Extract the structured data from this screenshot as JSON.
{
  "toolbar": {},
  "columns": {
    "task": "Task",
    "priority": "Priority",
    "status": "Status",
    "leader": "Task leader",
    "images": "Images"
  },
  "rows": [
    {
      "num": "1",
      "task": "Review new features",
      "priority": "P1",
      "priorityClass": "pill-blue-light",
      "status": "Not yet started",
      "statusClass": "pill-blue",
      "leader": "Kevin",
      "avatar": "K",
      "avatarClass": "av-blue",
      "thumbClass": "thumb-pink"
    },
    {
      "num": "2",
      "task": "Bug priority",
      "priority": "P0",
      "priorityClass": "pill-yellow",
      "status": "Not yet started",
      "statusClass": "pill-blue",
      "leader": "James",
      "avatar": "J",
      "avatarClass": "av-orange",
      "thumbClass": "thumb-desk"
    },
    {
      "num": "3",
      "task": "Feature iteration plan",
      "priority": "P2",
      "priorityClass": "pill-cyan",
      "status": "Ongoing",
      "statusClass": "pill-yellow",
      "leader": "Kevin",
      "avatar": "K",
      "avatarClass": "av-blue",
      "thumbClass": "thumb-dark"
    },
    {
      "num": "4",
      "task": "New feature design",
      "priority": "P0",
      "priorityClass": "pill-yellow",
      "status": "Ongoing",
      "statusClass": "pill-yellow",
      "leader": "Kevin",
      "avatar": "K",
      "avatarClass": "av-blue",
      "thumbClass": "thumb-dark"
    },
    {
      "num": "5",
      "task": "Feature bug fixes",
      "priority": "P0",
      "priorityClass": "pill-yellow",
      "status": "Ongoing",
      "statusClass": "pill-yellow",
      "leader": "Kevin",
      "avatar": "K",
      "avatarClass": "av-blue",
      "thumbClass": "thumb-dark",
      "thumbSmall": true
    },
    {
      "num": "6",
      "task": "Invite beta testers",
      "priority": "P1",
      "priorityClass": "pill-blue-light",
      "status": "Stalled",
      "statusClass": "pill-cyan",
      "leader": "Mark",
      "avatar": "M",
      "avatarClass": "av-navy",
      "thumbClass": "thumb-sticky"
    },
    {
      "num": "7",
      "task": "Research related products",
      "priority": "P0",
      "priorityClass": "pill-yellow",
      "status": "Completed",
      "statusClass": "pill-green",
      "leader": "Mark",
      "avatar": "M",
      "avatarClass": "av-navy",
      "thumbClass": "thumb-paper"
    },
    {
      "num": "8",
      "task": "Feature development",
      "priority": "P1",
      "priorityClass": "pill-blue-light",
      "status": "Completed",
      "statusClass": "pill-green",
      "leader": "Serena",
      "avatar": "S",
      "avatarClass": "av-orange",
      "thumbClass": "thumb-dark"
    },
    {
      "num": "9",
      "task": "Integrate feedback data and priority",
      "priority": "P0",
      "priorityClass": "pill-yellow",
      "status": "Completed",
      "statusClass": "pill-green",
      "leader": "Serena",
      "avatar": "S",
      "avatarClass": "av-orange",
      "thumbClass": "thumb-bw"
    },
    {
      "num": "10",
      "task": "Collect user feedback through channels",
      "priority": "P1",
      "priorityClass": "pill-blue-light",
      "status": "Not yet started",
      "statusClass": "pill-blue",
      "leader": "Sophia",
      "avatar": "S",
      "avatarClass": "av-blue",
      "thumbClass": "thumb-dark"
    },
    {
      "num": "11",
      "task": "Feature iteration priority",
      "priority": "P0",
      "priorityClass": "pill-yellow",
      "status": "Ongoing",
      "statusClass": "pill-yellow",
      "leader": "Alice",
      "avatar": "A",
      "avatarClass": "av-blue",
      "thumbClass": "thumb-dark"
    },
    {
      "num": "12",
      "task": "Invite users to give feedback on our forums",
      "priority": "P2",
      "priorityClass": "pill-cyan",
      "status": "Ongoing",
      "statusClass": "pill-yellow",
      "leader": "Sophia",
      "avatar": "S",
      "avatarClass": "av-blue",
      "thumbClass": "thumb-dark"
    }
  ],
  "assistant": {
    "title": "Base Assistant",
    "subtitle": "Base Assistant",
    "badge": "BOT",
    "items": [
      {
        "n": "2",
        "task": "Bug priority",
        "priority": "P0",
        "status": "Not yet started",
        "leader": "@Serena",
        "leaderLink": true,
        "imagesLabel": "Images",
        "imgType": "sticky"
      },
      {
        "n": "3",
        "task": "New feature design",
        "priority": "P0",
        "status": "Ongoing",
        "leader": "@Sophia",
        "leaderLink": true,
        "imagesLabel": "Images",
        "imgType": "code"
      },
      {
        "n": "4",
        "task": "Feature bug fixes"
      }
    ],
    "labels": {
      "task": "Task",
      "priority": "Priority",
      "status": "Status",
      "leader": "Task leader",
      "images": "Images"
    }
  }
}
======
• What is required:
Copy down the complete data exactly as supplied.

• Problem solution:
Extract the structured data from this screenshot as JSON.
{
  "toolbar": {},
  "columns": {
    "task": "Task",
    "priority": "Priority",
    "status": "Status",
    "leader": "Task leader",
    "images": "Images"
  },
  "rows": [
    {
      "num": "1",
      "task": "Review new features",
      "priority": "P1",
      "priorityClass": "pill-blue-light",
      "status": "Not yet started",
      "statusClass": "pill-blue",
      "leader": "Kevin",
      "avatar": "K",
      "avatarClass": "av-blue",
      "thumbClass": "thumb-pink"
    },
    {
      "num": "2",
      "task": "Bug priority",
      "priority": "P0",
      "priorityClass": "pill-yellow",
      "status": "Not yet started",
      "statusClass": "pill-blue",
      "leader": "James",
      "avatar": "J",
      "avatarClass": "av-orange",
      "thumbClass": "thumb-desk"
    },
    {
      "num": "3",
      "task": "Feature iteration plan",
      "priority": "P2",
      "priorityClass": "pill-cyan",
      "status": "Ongoing",
      "statusClass": "pill-yellow",
      "leader": "Kevin",
      "avatar": "K",
      "avatarClass": "av-blue",
      "thumbClass": "thumb-dark"
    },
    {
      "num": "4",
      "task": "New feature design",
      "priority": "P0",
      "priorityClass": "pill-yellow",
      "status": "Ongoing",
      "statusClass": "pill-yellow",
      "leader": "Kevin",
      "avatar": "K",
      "avatarClass": "av-blue",
      "thumbClass": "thumb-dark"
    },
    {
      "num": "5",
      "task": "Feature bug fixes",
      "priority": "P0",
      "priorityClass": "pill-yellow",
      "status": "Ongoing",
      "statusClass": "pill-yellow",
      "leader": "Kevin",
      "avatar": "K",
      "avatarClass": "av-blue",
      "thumbClass": "thumb-dark",
      "thumbSmall": true
    },
    {
      "num": "6",
      "task": "Invite beta testers",
      "priority": "P1",
      "priorityClass": "pill-blue-light",
      "status": "Stalled",
      "statusClass": "pill-cyan",
      "leader": "Mark",
      "avatar": "M",
      "avatarClass": "av-navy",
      "thumbClass": "thumb-sticky"
    },
    {
      "num": "7",
      "task": "Research related products",
      "priority": "P0",
      "priorityClass": "pill-yellow",
      "status": "Completed",
      "statusClass": "pill-green",
      "leader": "Mark",
      "avatar": "M",
      "avatarClass": "av-navy",
      "thumbClass": "thumb-paper"
    },
    {
      "num": "8",
      "task": "Feature development",
      "priority": "P1",
      "priorityClass": "pill-blue-light",
      "status": "Completed",
      "statusClass": "pill-green",
      "leader": "Serena",
      "avatar": "S",
      "avatarClass": "av-orange",
      "thumbClass": "thumb-dark"
    },
    {
      "num": "9",
      "task": "Integrate feedback data and priority",
      "priority": "P0",
      "priorityClass": "pill-yellow",
      "status": "Completed",
      "statusClass": "pill-green",
      "leader": "Serena",
      "avatar": "S",
      "avatarClass": "av-orange",
      "thumbClass": "thumb-bw"
    },
    {
      "num": "10",
      "task": "Collect user feedback through channels",
      "priority": "P1",
      "priorityClass": "pill-blue-light",
      "status": "Not yet started",
      "statusClass": "pill-blue",
      "leader": "Sophia",
      "avatar": "S",
      "avatarClass": "av-blue",
      "thumbClass": "thumb-dark"
    },
    {
      "num": "11",
      "task": "Feature iteration priority",
      "priority": "P0",
      "priorityClass": "pill-yellow",
      "status": "Ongoing",
      "statusClass": "pill-yellow",
      "leader": "Alice",
      "avatar": "A",
      "avatarClass": "av-blue",
      "thumbClass": "thumb-dark"
    },
    {
      "num": "12",
      "task": "Invite users to give feedback on our forums",
      "priority": "P2",
      "priorityClass": "pill-cyan",
      "status": "Ongoing",
      "statusClass": "pill-yellow",
      "leader": "Sophia",
      "avatar": "S",
      "avatarClass": "av-blue",
      "thumbClass": "thumb-dark"
    }
  ],
  "assistant": {
    "title": "Base Assistant",
    "subtitle": "Base Assistant",
    "badge": "BOT",
    "items": [
      {
        "n": "2",
        "task": "Bug priority",
        "priority": "P0",
        "status": "Not yet started",
        "leader": "@Serena",
        "leaderLink": true,
        "imagesLabel": "Images",
        "imgType": "sticky"
      },
      {
        "n": "3",
        "task": "New feature design",
        "priority": "P0",
        "status": "Ongoing",
        "leader": "@Sophia",
        "leaderLink": true,
        "imagesLabel": "Images",
        "imgType": "code"
      },
      {
        "n": "4",
        "task": "Feature bug fixes"
      }
    ],
    "labels": {
      "task": "Task",
      "priority": "Priority",
      "status": "Status",
      "leader": "Task leader",
      "images": "Images"
    }
  }
}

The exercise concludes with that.